Sex. It’s everywhere. We can’t avoid it. And, let’s face it, we are doing it. And I’m talking about church folk. Everyone is talking about it, except at church, and for that I’ve been called out. I knew I couldn’t avoid it when the ladies started pulling me to the side saying, “We need to have a conversation; not a rehash of the same lecture we always hear. We mean a real conversation that deals with real issues.” So next month at the Gracious Women’s Annual Advance, we are going to have a no holds barred conversation about sex. We’re bringing together women who have been married forty years, women who are on their second marriages, women who have been married a few years, and single women who have been divorced, never married, never married with kids, and divorced with kids. We’re going to talk to women in their 20’s, 30’s, 40’s, 50’s, 60’s and 70’s. We’re taking off the masks, we’re shelving the religious talk, and we are going to listen to one another without judgment.
As African-American women, we have the additional burden of finding our way through a labyrinth of images. Some portray us as hyper-sexed Jezebels perpetuated by current statistics of black, out-of-wedlock births and by music videos. Some portray us as the so-called “Sapphire Caricature,” perpetuated in movies and on television as the ugly religious loon whose catchphrase is “Lawd Have Mercy” – in recent years portrayed as Aunt Esther (LaWanda Page) on Sanford and Son, and Florence Johnston (Marla Gibbs) on The Jeffersons. Some portray us as Mammy, the asexual, overweight, churchgoing, maternal figure played by Nell Carter on Gimme A Break. The African-American Christian Woman has the challenge of navigating these negative stereotypes with little more than the church’s injunction to “render to your husband due benevolence” for married women and “flee fornication” for single women. Male church leaders have told us how to dress, how long to wear our hair, and how much makeup to put on, and they have been assisted by a church full of women ready to serve as their enforcers. Is it possible to celebrate our beauty and sexuality in the way we dress and still honor God?
What does it meant to celebrate all that we were created to be as women with sexual, emotional, and spiritual needs whether we are married or single? Have we even admitted that we as Christian women even have sexual needs? If not, why not? How should we address the growing epidemic of heterosexual women contracting STDs and HIV? And, by the way, before we prattle “just don’t” – this isn’t just a single woman’s issue; good women who faithfully perform their wifely duties are contracting STDs from their husbands too.

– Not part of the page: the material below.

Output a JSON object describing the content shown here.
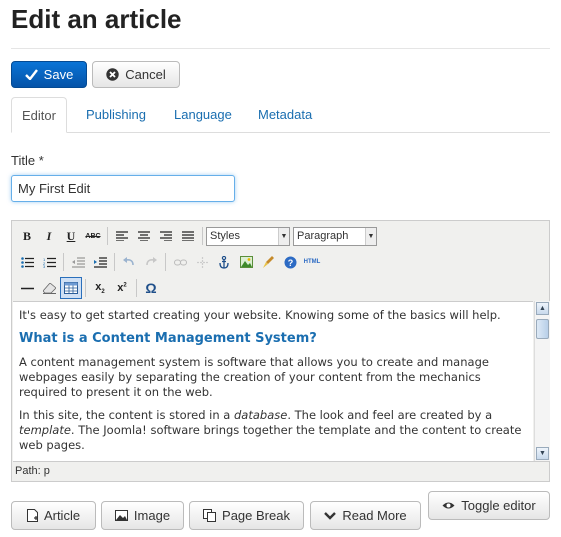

What can the church do to foster a healthy view of sex for women? What are we doing or not doing to keep women safe? What are the most important issues around sex that you think we as women need to address? Women, be honest. Men, what do you think?
For the “Sex Series,” I will suspend my “no anonymous posting” rule so that you can freely weigh in (there is no secret way for me to determine who you are from my end, so don’t worry). The next post will specifically address sex and the Christian single. Stay with me because we are going there.